The Ancient Modern
The Elixir / Joshua Alan Sturgill
I met a man, a Sage, who in his youth discovered and drank the Elixir of life.
When I saw him, I knew instantly that the Fountain of Youth and Alchemy, Herbal Remedies and Distillations are real, but very different from the stories told about them.
The Sage said, “It is a privilege to run fast when young, and to stand straight when old.”
By this, he did not necessarily mean agility or posture. But when I saw him—bald and grey-haired, face draped in wrinkles—his eyes were bright and joyful, and he did indeed stand straight. He was not a tall man, but something in his calm gaze made me think he was standing in many places at once.
I asked him how he saw the world. He said: “I judge the little I see by the little I know. What is beyond my sight I do not judge. I make no claim to more knowledge than has been given to me. My judgement is never a condemnation. To condemn is beyond what I know.”

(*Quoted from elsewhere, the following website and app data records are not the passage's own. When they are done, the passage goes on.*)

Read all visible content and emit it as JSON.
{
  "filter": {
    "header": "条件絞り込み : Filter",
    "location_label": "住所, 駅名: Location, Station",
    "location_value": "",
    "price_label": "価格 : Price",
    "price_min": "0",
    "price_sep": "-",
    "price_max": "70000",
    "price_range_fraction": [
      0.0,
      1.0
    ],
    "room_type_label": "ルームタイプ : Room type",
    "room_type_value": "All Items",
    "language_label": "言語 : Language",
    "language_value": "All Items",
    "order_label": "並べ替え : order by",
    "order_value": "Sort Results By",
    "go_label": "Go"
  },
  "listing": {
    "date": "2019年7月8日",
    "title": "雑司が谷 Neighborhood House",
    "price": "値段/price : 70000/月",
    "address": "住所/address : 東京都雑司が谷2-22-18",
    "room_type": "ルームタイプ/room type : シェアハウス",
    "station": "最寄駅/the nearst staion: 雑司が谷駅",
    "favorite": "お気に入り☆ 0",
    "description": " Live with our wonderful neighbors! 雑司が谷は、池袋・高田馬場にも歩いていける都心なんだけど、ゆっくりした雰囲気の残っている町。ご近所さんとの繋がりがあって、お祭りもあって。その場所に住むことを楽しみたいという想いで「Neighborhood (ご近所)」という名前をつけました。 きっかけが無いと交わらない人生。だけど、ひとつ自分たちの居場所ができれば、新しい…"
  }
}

He also said, “My judgement is like a Strong Man standing at the gate of a Rich Man’s home. The Strong Man keeps many things out and many things in. The Rich Man trusts the Strong Man and shares his wealth with him.”
I asked him for advice. He said:
“Drink when you can. Walk when you can. Sweat when you can. Bleed when you can.”
I did not understand this. I wondered what he meant by drinking and by bleeding. I wondered where he was born and where he lived. I wondered why the Elixir had not given him eternal youth, but then I realized: I do not know what youth is.
I have very little courage, but I felt that not asking the obvious question would have been cowardly.
What is the Elixir of Life and how do I find it?
He said, “It’s such a pure and subtle liqueur that you may drink it through your eyes and ears. It passes through the stomach on its way to the heart, and does not need to be eliminated—leaving the body by the breath rather than the bowels.”
Because I felt frightened, I wanted to leave. Not frightened by him, exactly. I was frightened by the sense that I was now standing on unfamiliar ground. I wanted to get my bearings again. But I also wanted to stay there, sitting beside him, watching him.
I wondered, how often does he drink the Elixir?
I sat with him a little longer. He did not smile or frown. We waited in silence while a bird flew to the windowsill, drawn by seeds the Sage had scattered there.
The Sage seemed to read the bird—as you or I might read a book. How else to describe it? He read its feathers and its little hops. He read the way it took the seeds in its beak and turned them methodically, cracking them open, discarding the husk and swallowing the tender nourishment inside.